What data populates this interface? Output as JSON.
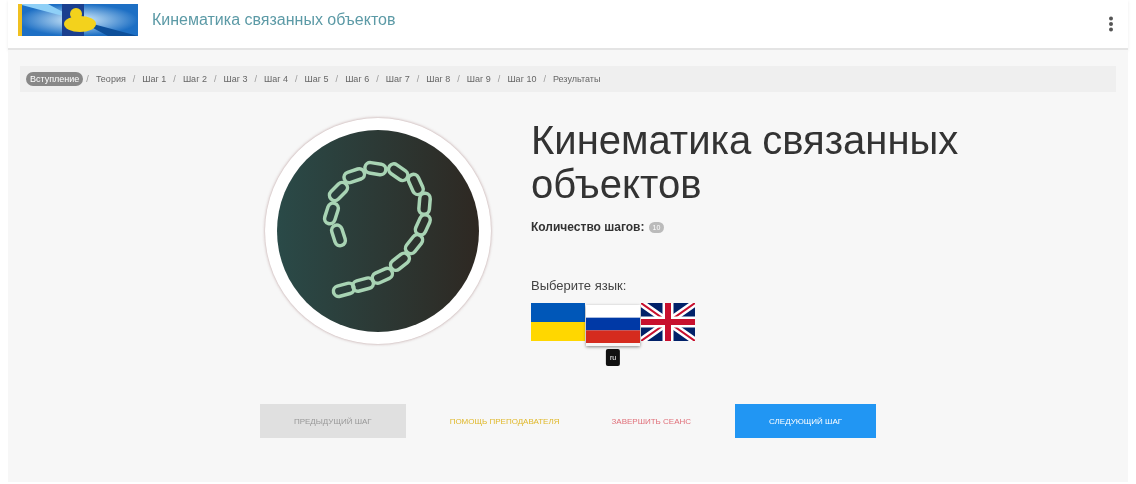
{
  "header": {
    "title": "Кинематика связанных объектов"
  },
  "breadcrumbs": [
    {
      "label": "Вступление",
      "selected": true
    },
    {
      "separator": "/",
      "label": "Теория",
      "selected": false
    },
    {
      "separator": "/",
      "label": "Шаг 1",
      "selected": false
    },
    {
      "separator": "/",
      "label": "Шаг 2",
      "selected": false
    },
    {
      "separator": "/",
      "label": "Шаг 3",
      "selected": false
    },
    {
      "separator": "/",
      "label": "Шаг 4",
      "selected": false
    },
    {
      "separator": "/",
      "label": "Шаг 5",
      "selected": false
    },
    {
      "separator": "/",
      "label": "Шаг 6",
      "selected": false
    },
    {
      "separator": "/",
      "label": "Шаг 7",
      "selected": false
    },
    {
      "separator": "/",
      "label": "Шаг 8",
      "selected": false
    },
    {
      "separator": "/",
      "label": "Шаг 9",
      "selected": false
    },
    {
      "separator": "/",
      "label": "Шаг 10",
      "selected": false
    },
    {
      "separator": "/",
      "label": "Результаты",
      "selected": false
    }
  ],
  "intro": {
    "title": "Кинематика связанных объектов",
    "steps_label": "Количество шагов:",
    "steps_count": "10",
    "language_label": "Выберите язык:",
    "languages": [
      {
        "kind": "ua",
        "selected": false
      },
      {
        "kind": "ru",
        "selected": true,
        "tooltip": "ru"
      },
      {
        "kind": "gb",
        "selected": false
      }
    ]
  },
  "buttons": [
    {
      "label": "ПРЕДЫДУЩИЙ ШАГ",
      "kind": "secondary",
      "disabled": true
    },
    {
      "label": "ПОМОЩЬ ПРЕПОДАВАТЕЛЯ",
      "kind": "warning",
      "disabled": false
    },
    {
      "label": "ЗАВЕРШИТЬ СЕАНС",
      "kind": "danger",
      "disabled": false
    },
    {
      "label": "СЛЕДУЮЩИЙ ШАГ",
      "kind": "primary",
      "disabled": false
    }
  ]
}
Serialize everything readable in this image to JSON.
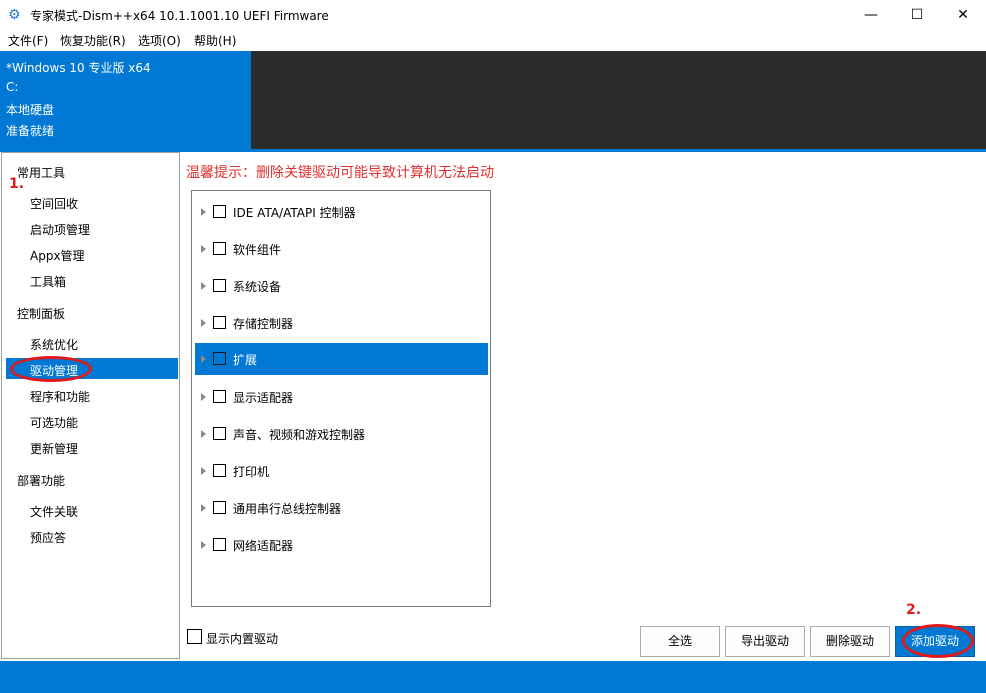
{
  "window": {
    "title": "专家模式-Dism++x64 10.1.1001.10 UEFI Firmware",
    "minimize_glyph": "—",
    "maximize_glyph": "☐",
    "close_glyph": "✕",
    "icon": "gear-icon"
  },
  "menu": [
    "文件(F)",
    "恢复功能(R)",
    "选项(O)",
    "帮助(H)"
  ],
  "info": {
    "os": "*Windows 10 专业版 x64",
    "drive": "C:",
    "disk_type": "本地硬盘",
    "status": "准备就绪"
  },
  "sidebar": {
    "groups": [
      {
        "heading": "常用工具",
        "items": [
          "空间回收",
          "启动项管理",
          "Appx管理",
          "工具箱"
        ]
      },
      {
        "heading": "控制面板",
        "items": [
          "系统优化",
          "驱动管理",
          "程序和功能",
          "可选功能",
          "更新管理"
        ]
      },
      {
        "heading": "部署功能",
        "items": [
          "文件关联",
          "预应答"
        ]
      }
    ],
    "selected": "驱动管理"
  },
  "main": {
    "warning": "温馨提示：删除关键驱动可能导致计算机无法启动",
    "tree": [
      "IDE ATA/ATAPI 控制器",
      "软件组件",
      "系统设备",
      "存储控制器",
      "扩展",
      "显示适配器",
      "声音、视频和游戏控制器",
      "打印机",
      "通用串行总线控制器",
      "网络适配器"
    ],
    "tree_selected": "扩展",
    "show_builtin_label": "显示内置驱动"
  },
  "buttons": {
    "select_all": "全选",
    "export": "导出驱动",
    "delete": "删除驱动",
    "add": "添加驱动"
  },
  "annotations": {
    "step1": "1.",
    "step2": "2."
  },
  "colors": {
    "accent": "#0178d4",
    "dark": "#2b2b2b",
    "annotation": "#e01a1a",
    "warning": "#e03030"
  }
}
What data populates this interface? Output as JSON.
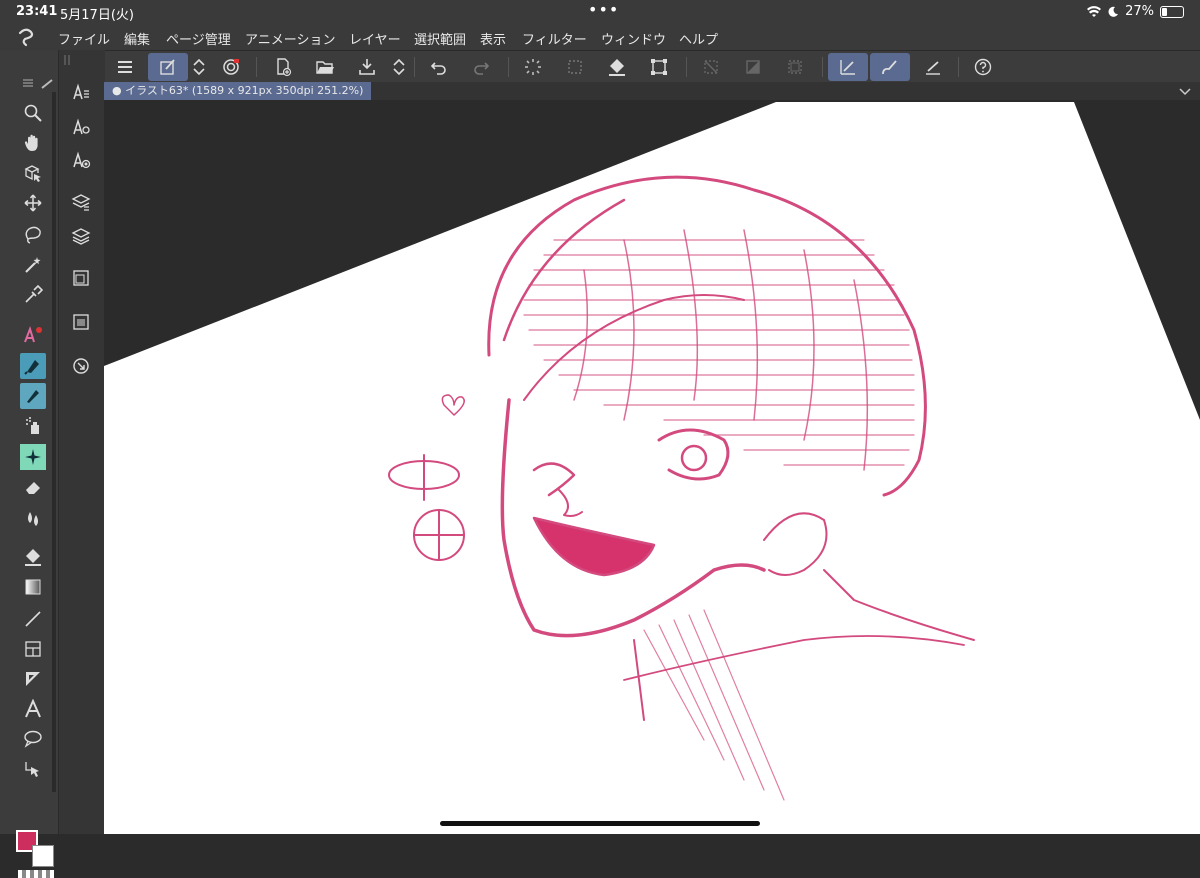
{
  "status": {
    "time": "23:41",
    "date": "5月17日(火)",
    "dots": "•••",
    "battery_percent": "27%",
    "battery_level": 0.27
  },
  "menu": {
    "items": [
      "ファイル",
      "編集",
      "ページ管理",
      "アニメーション",
      "レイヤー",
      "選択範囲",
      "表示",
      "フィルター",
      "ウィンドウ",
      "ヘルプ"
    ]
  },
  "tab": {
    "title": "● イラスト63* (1589 x 921px 350dpi 251.2%)"
  },
  "colors": {
    "main_color": "#cc2f5e",
    "sub_color": "#ffffff",
    "accent": "#5a6a90",
    "selected_tool": "#4a9cb8"
  },
  "icons": {
    "toolbar": [
      "menu-icon",
      "quick-access-icon",
      "up-down-icon",
      "spiral-icon",
      "new-file-icon",
      "open-folder-icon",
      "save-icon",
      "up-down-icon",
      "undo-icon",
      "redo-icon",
      "loading-icon",
      "select-all-icon",
      "fill-icon",
      "transform-icon",
      "deselect-icon",
      "invert-icon",
      "border-icon",
      "snap-ruler-icon",
      "snap-brush-icon",
      "snap-line-icon",
      "help-icon"
    ],
    "left_tools": [
      "zoom-icon",
      "hand-icon",
      "object-icon",
      "move-icon",
      "lasso-icon",
      "magic-wand-icon",
      "eyedropper-icon",
      "text-brush-icon",
      "pen-icon",
      "pencil-icon",
      "airbrush-icon",
      "decoration-icon",
      "eraser-icon",
      "blend-icon",
      "fill-icon",
      "gradient-icon",
      "line-icon",
      "frame-icon",
      "ruler-icon",
      "text-icon",
      "balloon-icon",
      "correction-icon"
    ]
  }
}
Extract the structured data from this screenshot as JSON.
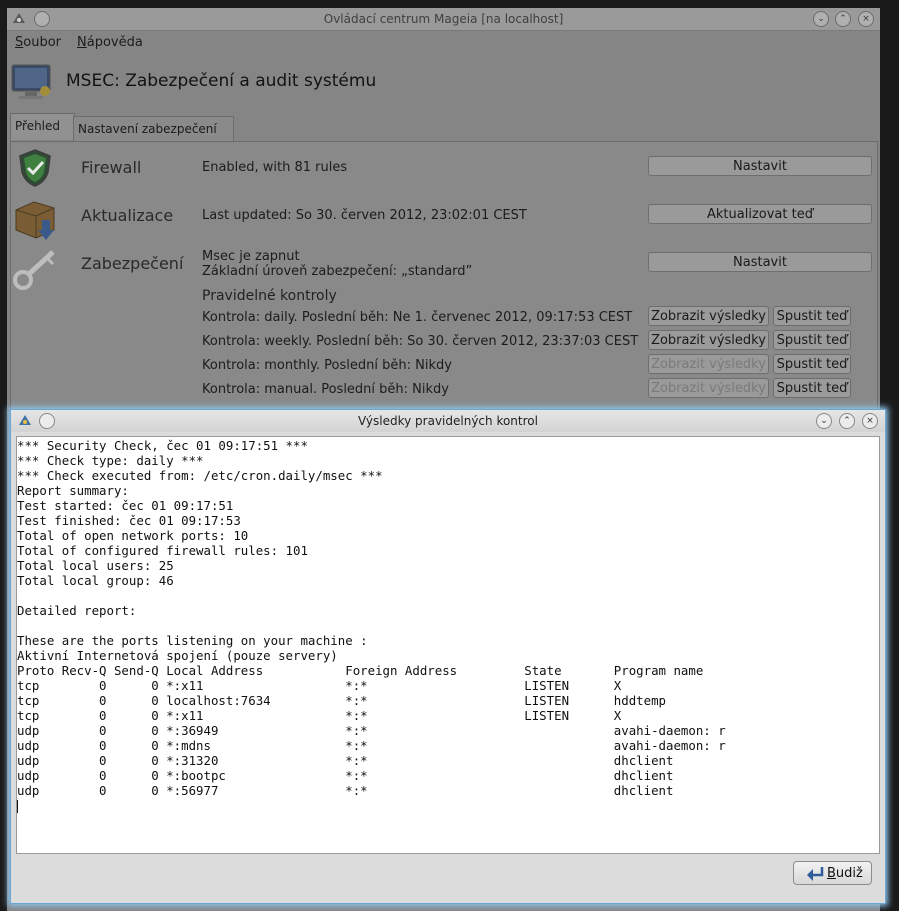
{
  "main_window": {
    "title": "Ovládací centrum Mageia  [na localhost]",
    "menu": [
      "Soubor",
      "Nápověda"
    ],
    "app_title": "MSEC: Zabezpečení a audit systému",
    "tabs": [
      "Přehled",
      "Nastavení zabezpečení"
    ],
    "firewall": {
      "label": "Firewall",
      "status": "Enabled, with 81 rules",
      "button": "Nastavit"
    },
    "updates": {
      "label": "Aktualizace",
      "status": "Last updated: So 30. červen 2012, 23:02:01 CEST",
      "button": "Aktualizovat teď"
    },
    "security": {
      "label": "Zabezpečení",
      "status_line1": "Msec je zapnut",
      "status_line2": "Základní úroveň zabezpečení: „standard”",
      "button": "Nastavit"
    },
    "periodic": {
      "title": "Pravidelné kontroly",
      "checks": [
        {
          "text": "Kontrola: daily. Poslední běh: Ne 1. červenec 2012, 09:17:53 CEST",
          "show": "Zobrazit výsledky",
          "run": "Spustit teď",
          "show_enabled": true
        },
        {
          "text": "Kontrola: weekly. Poslední běh: So 30. červen 2012, 23:37:03 CEST",
          "show": "Zobrazit výsledky",
          "run": "Spustit teď",
          "show_enabled": true
        },
        {
          "text": "Kontrola: monthly. Poslední běh: Nikdy",
          "show": "Zobrazit výsledky",
          "run": "Spustit teď",
          "show_enabled": false
        },
        {
          "text": "Kontrola: manual. Poslední běh: Nikdy",
          "show": "Zobrazit výsledky",
          "run": "Spustit teď",
          "show_enabled": false
        }
      ]
    }
  },
  "dialog": {
    "title": "Výsledky pravidelných kontrol",
    "report_lines": [
      "*** Security Check, čec 01 09:17:51 ***",
      "*** Check type: daily ***",
      "*** Check executed from: /etc/cron.daily/msec ***",
      "Report summary:",
      "Test started: čec 01 09:17:51",
      "Test finished: čec 01 09:17:53",
      "Total of open network ports: 10",
      "Total of configured firewall rules: 101",
      "Total local users: 25",
      "Total local group: 46",
      "",
      "Detailed report:",
      "",
      "These are the ports listening on your machine :",
      "Aktivní Internetová spojení (pouze servery)",
      "Proto Recv-Q Send-Q Local Address           Foreign Address         State       Program name",
      "tcp        0      0 *:x11                   *:*                     LISTEN      X",
      "tcp        0      0 localhost:7634          *:*                     LISTEN      hddtemp",
      "tcp        0      0 *:x11                   *:*                     LISTEN      X",
      "udp        0      0 *:36949                 *:*                                 avahi-daemon: r",
      "udp        0      0 *:mdns                  *:*                                 avahi-daemon: r",
      "udp        0      0 *:31320                 *:*                                 dhclient",
      "udp        0      0 *:bootpc                *:*                                 dhclient",
      "udp        0      0 *:56977                 *:*                                 dhclient"
    ],
    "ok_button": "Budiž"
  }
}
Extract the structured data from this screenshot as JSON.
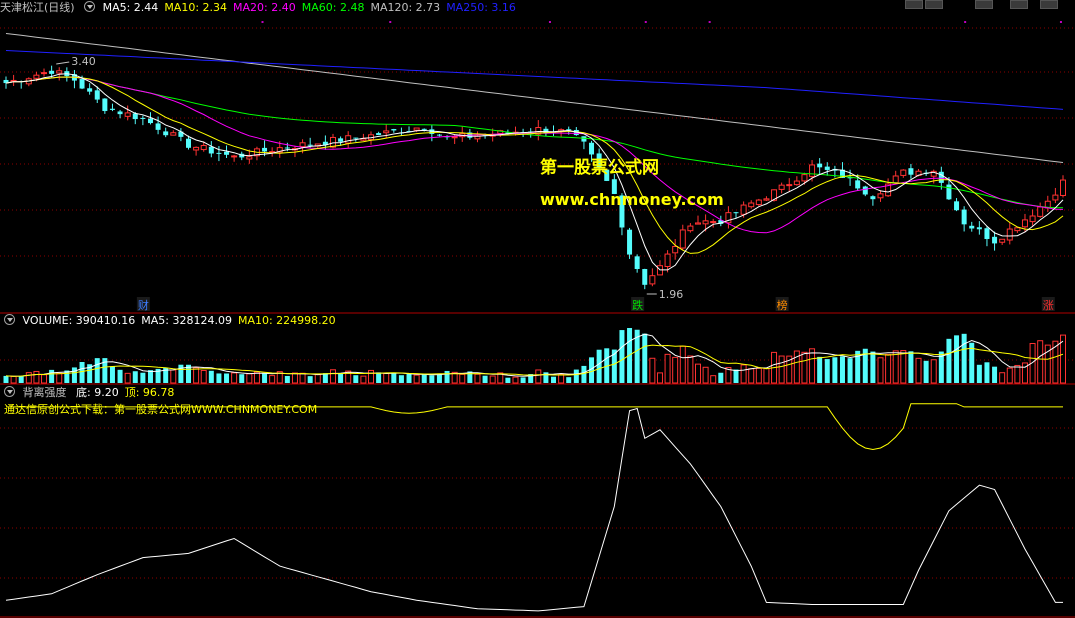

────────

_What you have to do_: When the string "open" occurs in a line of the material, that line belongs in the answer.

_Response area_:
      "open-folder-icon",
      "Total of open network ports: 10",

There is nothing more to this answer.